== Segment start ==

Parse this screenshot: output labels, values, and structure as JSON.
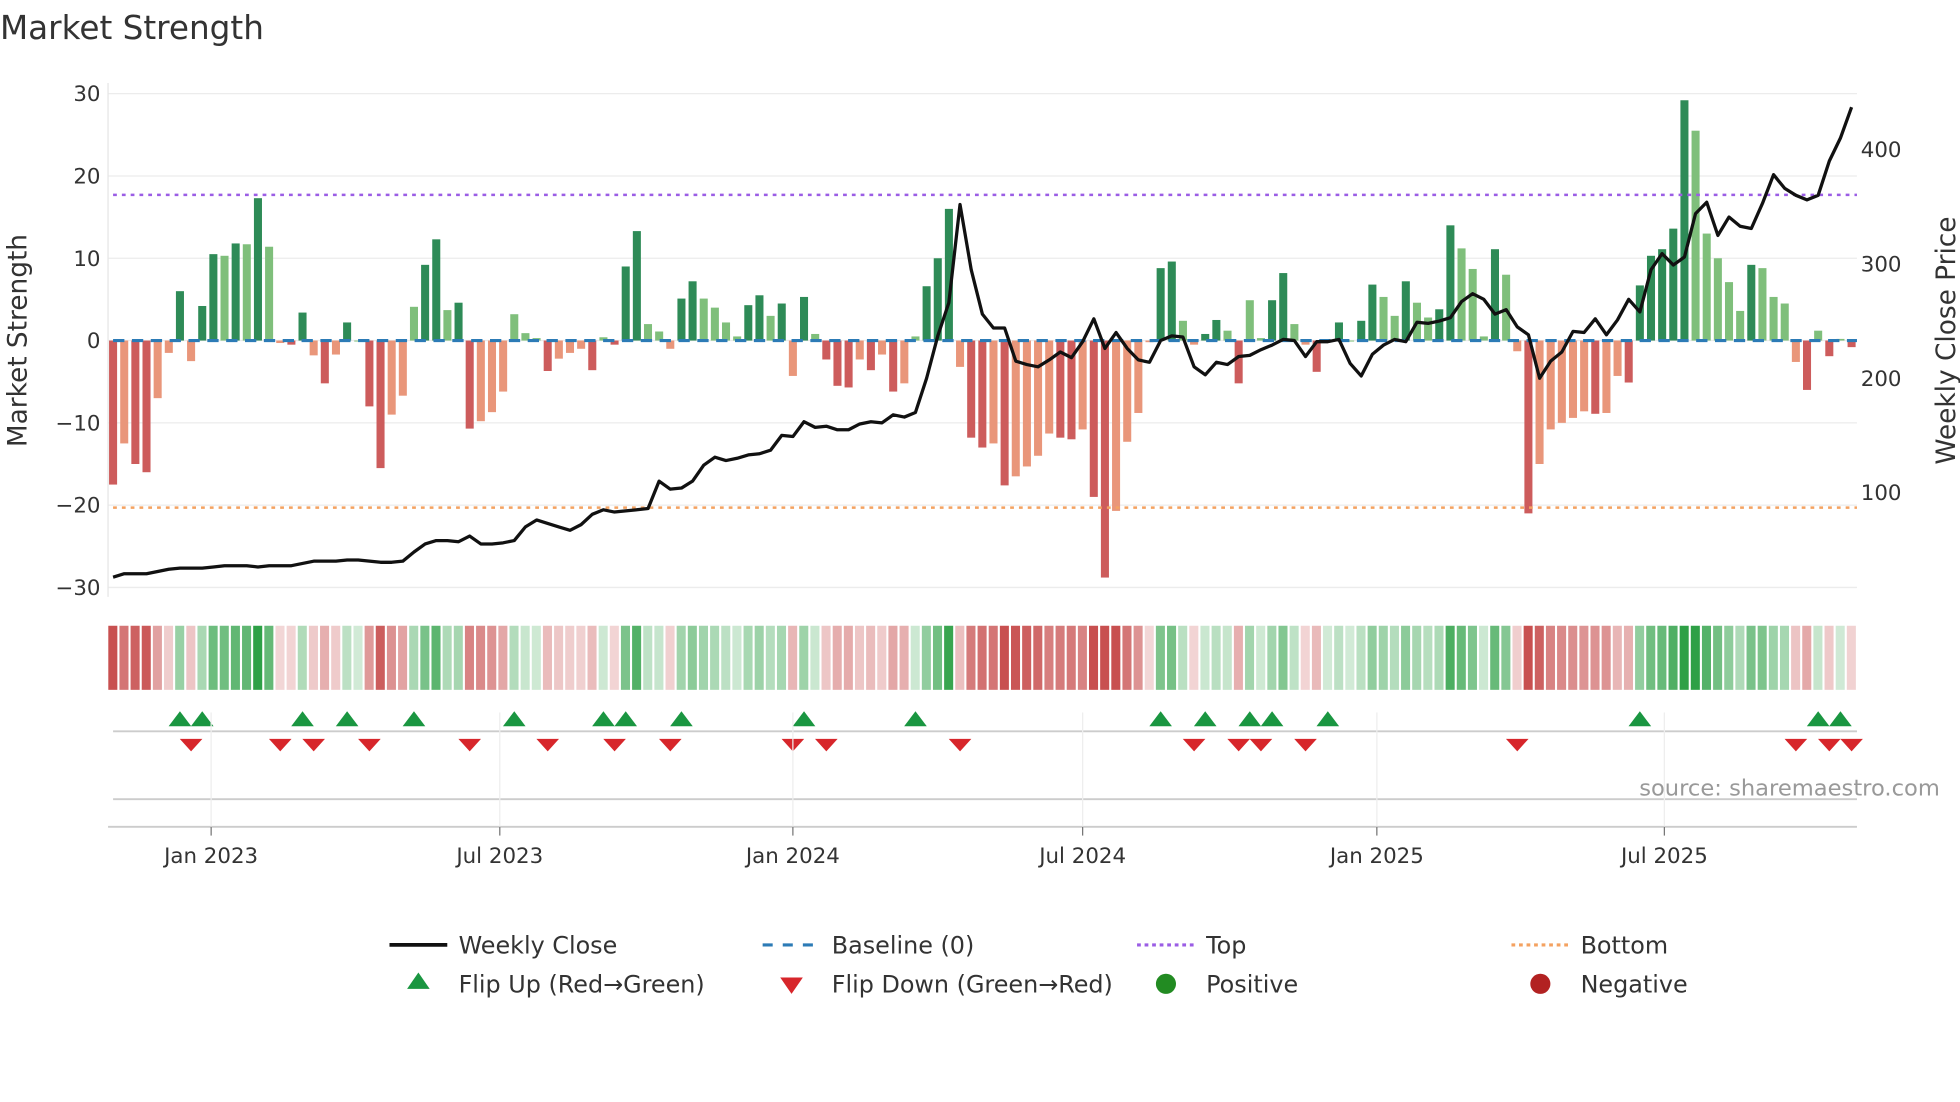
{
  "chart_data": {
    "type": "bar",
    "title": "Market Strength",
    "ylabel": "Market Strength",
    "y2label": "Weekly Close Price",
    "ylim": [
      -30,
      30
    ],
    "yticks": [
      30,
      20,
      10,
      0,
      -10,
      -20,
      -30
    ],
    "yticklabels": [
      "30",
      "20",
      "10",
      "0",
      "−10",
      "−20",
      "−30"
    ],
    "y2ticks": [
      400,
      300,
      200,
      100
    ],
    "y2ticklabels": [
      "400",
      "300",
      "200",
      "100"
    ],
    "xticks": [
      {
        "week": 8.8,
        "label": "Jan 2023"
      },
      {
        "week": 34.7,
        "label": "Jul 2023"
      },
      {
        "week": 61.0,
        "label": "Jan 2024"
      },
      {
        "week": 87.0,
        "label": "Jul 2024"
      },
      {
        "week": 113.4,
        "label": "Jan 2025"
      },
      {
        "week": 139.2,
        "label": "Jul 2025"
      }
    ],
    "top_level": 17.7,
    "bottom_level": -20.3,
    "baseline": 0,
    "strength": [
      -17.5,
      -12.5,
      -15,
      -16,
      -7,
      -1.5,
      6,
      -2.5,
      4.2,
      10.5,
      10.3,
      11.8,
      11.7,
      17.3,
      11.4,
      -0.3,
      -0.5,
      3.4,
      -1.8,
      -5.2,
      -1.7,
      2.2,
      0,
      -8,
      -15.5,
      -9,
      -6.7,
      4.1,
      9.2,
      12.3,
      3.7,
      4.6,
      -10.7,
      -9.8,
      -8.7,
      -6.2,
      3.2,
      0.9,
      0.3,
      -3.7,
      -2.2,
      -1.5,
      -1,
      -3.6,
      0.4,
      -0.5,
      9,
      13.3,
      2,
      1.1,
      -1,
      5.1,
      7.2,
      5.1,
      4,
      2.2,
      0.5,
      4.3,
      5.5,
      3,
      4.5,
      -4.3,
      5.3,
      0.8,
      -2.3,
      -5.5,
      -5.7,
      -2.3,
      -3.6,
      -1.7,
      -6.2,
      -5.2,
      0.5,
      6.6,
      10,
      16,
      -3.2,
      -11.8,
      -13,
      -12.5,
      -17.6,
      -16.5,
      -15.3,
      -14,
      -11.3,
      -11.8,
      -12,
      -10.8,
      -19,
      -28.8,
      -20.7,
      -12.3,
      -8.8,
      -0.2,
      8.8,
      9.6,
      2.4,
      -0.5,
      0.8,
      2.5,
      1.2,
      -5.2,
      4.9,
      0.3,
      4.9,
      8.2,
      2,
      -0.5,
      -3.8,
      0,
      2.2,
      0,
      2.4,
      6.8,
      5.3,
      3,
      7.2,
      4.6,
      2.8,
      3.8,
      14,
      11.2,
      8.7,
      0.5,
      11.1,
      8,
      -1.3,
      -21,
      -15,
      -10.8,
      -10,
      -9.4,
      -8.6,
      -8.9,
      -8.8,
      -4.3,
      -5.1,
      6.7,
      10.3,
      11.1,
      13.6,
      29.2,
      25.5,
      13,
      10,
      7.1,
      3.6,
      9.2,
      8.8,
      5.3,
      4.5,
      -2.6,
      -6,
      1.2,
      -1.9,
      0.2,
      -0.8
    ],
    "weekly_close": [
      26,
      29,
      29,
      29,
      31,
      33,
      34,
      34,
      34,
      35,
      36,
      36,
      36,
      35,
      36,
      36,
      36,
      38,
      40,
      40,
      40,
      41,
      41,
      40,
      39,
      39,
      40,
      48,
      55,
      58,
      58,
      57,
      62,
      55,
      55,
      56,
      58,
      70,
      76,
      73,
      70,
      67,
      72,
      81,
      85,
      83,
      84,
      85,
      86,
      110,
      103,
      104,
      110,
      124,
      131,
      128,
      130,
      133,
      134,
      137,
      150,
      149,
      162,
      157,
      158,
      155,
      155,
      160,
      162,
      161,
      168,
      166,
      170,
      200,
      237,
      266,
      352,
      295,
      256,
      244,
      244,
      215,
      212,
      210,
      216,
      223,
      218,
      232,
      252,
      226,
      240,
      226,
      216,
      214,
      233,
      237,
      236,
      210,
      203,
      214,
      212,
      219,
      220,
      225,
      229,
      234,
      233,
      219,
      232,
      232,
      234,
      213,
      202,
      221,
      229,
      234,
      232,
      249,
      248,
      250,
      253,
      267,
      274,
      269,
      256,
      260,
      245,
      238,
      200,
      215,
      223,
      241,
      240,
      252,
      238,
      251,
      269,
      258,
      295,
      309,
      299,
      306,
      344,
      354,
      325,
      341,
      333,
      331,
      353,
      378,
      366,
      360,
      356,
      360,
      390,
      410,
      437
    ],
    "flip_up_weeks": [
      6,
      8,
      17,
      21,
      27,
      36,
      44,
      46,
      51,
      62,
      72,
      94,
      98,
      102,
      104,
      109,
      137,
      153,
      155
    ],
    "flip_down_weeks": [
      7,
      15,
      18,
      23,
      32,
      39,
      45,
      50,
      61,
      64,
      76,
      97,
      101,
      103,
      107,
      126,
      151,
      154,
      156
    ],
    "legend": [
      {
        "label": "Weekly Close",
        "symbol": "line-solid",
        "color": "#111111"
      },
      {
        "label": "Baseline (0)",
        "symbol": "line-dash",
        "color": "#2c7bb6"
      },
      {
        "label": "Top",
        "symbol": "line-dot",
        "color": "#9b5de5"
      },
      {
        "label": "Bottom",
        "symbol": "line-dot",
        "color": "#f4a261"
      },
      {
        "label": "Flip Up (Red→Green)",
        "symbol": "triangle-up",
        "color": "#1a9641"
      },
      {
        "label": "Flip Down (Green→Red)",
        "symbol": "triangle-down",
        "color": "#d7262b"
      },
      {
        "label": "Positive",
        "symbol": "circle",
        "color": "#228b22"
      },
      {
        "label": "Negative",
        "symbol": "circle",
        "color": "#b22222"
      }
    ],
    "legend_placement": "bottom",
    "source": "source: sharemaestro.com",
    "colors": {
      "pos_strong": "#2e8b57",
      "pos_weak": "#7fbf7b",
      "neg_strong": "#cd5c5c",
      "neg_weak": "#e9967a"
    }
  }
}
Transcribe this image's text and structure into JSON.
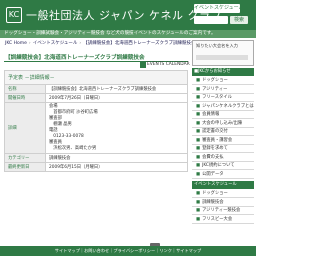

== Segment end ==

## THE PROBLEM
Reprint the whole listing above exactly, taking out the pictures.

## RESULT BELOW
Parse this screenshot: output labels, values, and structure as JSON.
{
  "chart_data": {
    "type": "bar",
    "title": "Market Strength",
    "ylabel": "Market Strength",
    "y2label": "Weekly Close Price",
    "ylim": [
      -30,
      30
    ],
    "yticks": [
      30,
      20,
      10,
      0,
      -10,
      -20,
      -30
    ],
    "yticklabels": [
      "30",
      "20",
      "10",
      "0",
      "−10",
      "−20",
      "−30"
    ],
    "y2ticks": [
      400,
      300,
      200,
      100
    ],
    "y2ticklabels": [
      "400",
      "300",
      "200",
      "100"
    ],
    "xticks": [
      {
        "week": 8.8,
        "label": "Jan 2023"
      },
      {
        "week": 34.7,
        "label": "Jul 2023"
      },
      {
        "week": 61.0,
        "label": "Jan 2024"
      },
      {
        "week": 87.0,
        "label": "Jul 2024"
      },
      {
        "week": 113.4,
        "label": "Jan 2025"
      },
      {
        "week": 139.2,
        "label": "Jul 2025"
      }
    ],
    "top_level": 17.7,
    "bottom_level": -20.3,
    "baseline": 0,
    "strength": [
      -17.5,
      -12.5,
      -15,
      -16,
      -7,
      -1.5,
      6,
      -2.5,
      4.2,
      10.5,
      10.3,
      11.8,
      11.7,
      17.3,
      11.4,
      -0.3,
      -0.5,
      3.4,
      -1.8,
      -5.2,
      -1.7,
      2.2,
      0,
      -8,
      -15.5,
      -9,
      -6.7,
      4.1,
      9.2,
      12.3,
      3.7,
      4.6,
      -10.7,
      -9.8,
      -8.7,
      -6.2,
      3.2,
      0.9,
      0.3,
      -3.7,
      -2.2,
      -1.5,
      -1,
      -3.6,
      0.4,
      -0.5,
      9,
      13.3,
      2,
      1.1,
      -1,
      5.1,
      7.2,
      5.1,
      4,
      2.2,
      0.5,
      4.3,
      5.5,
      3,
      4.5,
      -4.3,
      5.3,
      0.8,
      -2.3,
      -5.5,
      -5.7,
      -2.3,
      -3.6,
      -1.7,
      -6.2,
      -5.2,
      0.5,
      6.6,
      10,
      16,
      -3.2,
      -11.8,
      -13,
      -12.5,
      -17.6,
      -16.5,
      -15.3,
      -14,
      -11.3,
      -11.8,
      -12,
      -10.8,
      -19,
      -28.8,
      -20.7,
      -12.3,
      -8.8,
      -0.2,
      8.8,
      9.6,
      2.4,
      -0.5,
      0.8,
      2.5,
      1.2,
      -5.2,
      4.9,
      0.3,
      4.9,
      8.2,
      2,
      -0.5,
      -3.8,
      0,
      2.2,
      0,
      2.4,
      6.8,
      5.3,
      3,
      7.2,
      4.6,
      2.8,
      3.8,
      14,
      11.2,
      8.7,
      0.5,
      11.1,
      8,
      -1.3,
      -21,
      -15,
      -10.8,
      -10,
      -9.4,
      -8.6,
      -8.9,
      -8.8,
      -4.3,
      -5.1,
      6.7,
      10.3,
      11.1,
      13.6,
      29.2,
      25.5,
      13,
      10,
      7.1,
      3.6,
      9.2,
      8.8,
      5.3,
      4.5,
      -2.6,
      -6,
      1.2,
      -1.9,
      0.2,
      -0.8
    ],
    "weekly_close": [
      26,
      29,
      29,
      29,
      31,
      33,
      34,
      34,
      34,
      35,
      36,
      36,
      36,
      35,
      36,
      36,
      36,
      38,
      40,
      40,
      40,
      41,
      41,
      40,
      39,
      39,
      40,
      48,
      55,
      58,
      58,
      57,
      62,
      55,
      55,
      56,
      58,
      70,
      76,
      73,
      70,
      67,
      72,
      81,
      85,
      83,
      84,
      85,
      86,
      110,
      103,
      104,
      110,
      124,
      131,
      128,
      130,
      133,
      134,
      137,
      150,
      149,
      162,
      157,
      158,
      155,
      155,
      160,
      162,
      161,
      168,
      166,
      170,
      200,
      237,
      266,
      352,
      295,
      256,
      244,
      244,
      215,
      212,
      210,
      216,
      223,
      218,
      232,
      252,
      226,
      240,
      226,
      216,
      214,
      233,
      237,
      236,
      210,
      203,
      214,
      212,
      219,
      220,
      225,
      229,
      234,
      233,
      219,
      232,
      232,
      234,
      213,
      202,
      221,
      229,
      234,
      232,
      249,
      248,
      250,
      253,
      267,
      274,
      269,
      256,
      260,
      245,
      238,
      200,
      215,
      223,
      241,
      240,
      252,
      238,
      251,
      269,
      258,
      295,
      309,
      299,
      306,
      344,
      354,
      325,
      341,
      333,
      331,
      353,
      378,
      366,
      360,
      356,
      360,
      390,
      410,
      437
    ],
    "flip_up_weeks": [
      6,
      8,
      17,
      21,
      27,
      36,
      44,
      46,
      51,
      62,
      72,
      94,
      98,
      102,
      104,
      109,
      137,
      153,
      155
    ],
    "flip_down_weeks": [
      7,
      15,
      18,
      23,
      32,
      39,
      45,
      50,
      61,
      64,
      76,
      97,
      101,
      103,
      107,
      126,
      151,
      154,
      156
    ],
    "legend": [
      {
        "label": "Weekly Close",
        "symbol": "line-solid",
        "color": "#111111"
      },
      {
        "label": "Baseline (0)",
        "symbol": "line-dash",
        "color": "#2c7bb6"
      },
      {
        "label": "Top",
        "symbol": "line-dot",
        "color": "#9b5de5"
      },
      {
        "label": "Bottom",
        "symbol": "line-dot",
        "color": "#f4a261"
      },
      {
        "label": "Flip Up (Red→Green)",
        "symbol": "triangle-up",
        "color": "#1a9641"
      },
      {
        "label": "Flip Down (Green→Red)",
        "symbol": "triangle-down",
        "color": "#d7262b"
      },
      {
        "label": "Positive",
        "symbol": "circle",
        "color": "#228b22"
      },
      {
        "label": "Negative",
        "symbol": "circle",
        "color": "#b22222"
      }
    ],
    "legend_placement": "bottom",
    "source": "source: sharemaestro.com",
    "colors": {
      "pos_strong": "#2e8b57",
      "pos_weak": "#7fbf7b",
      "neg_strong": "#cd5c5c",
      "neg_weak": "#e9967a"
    }
  }
}
Transcribe this image's text and structure into JSON.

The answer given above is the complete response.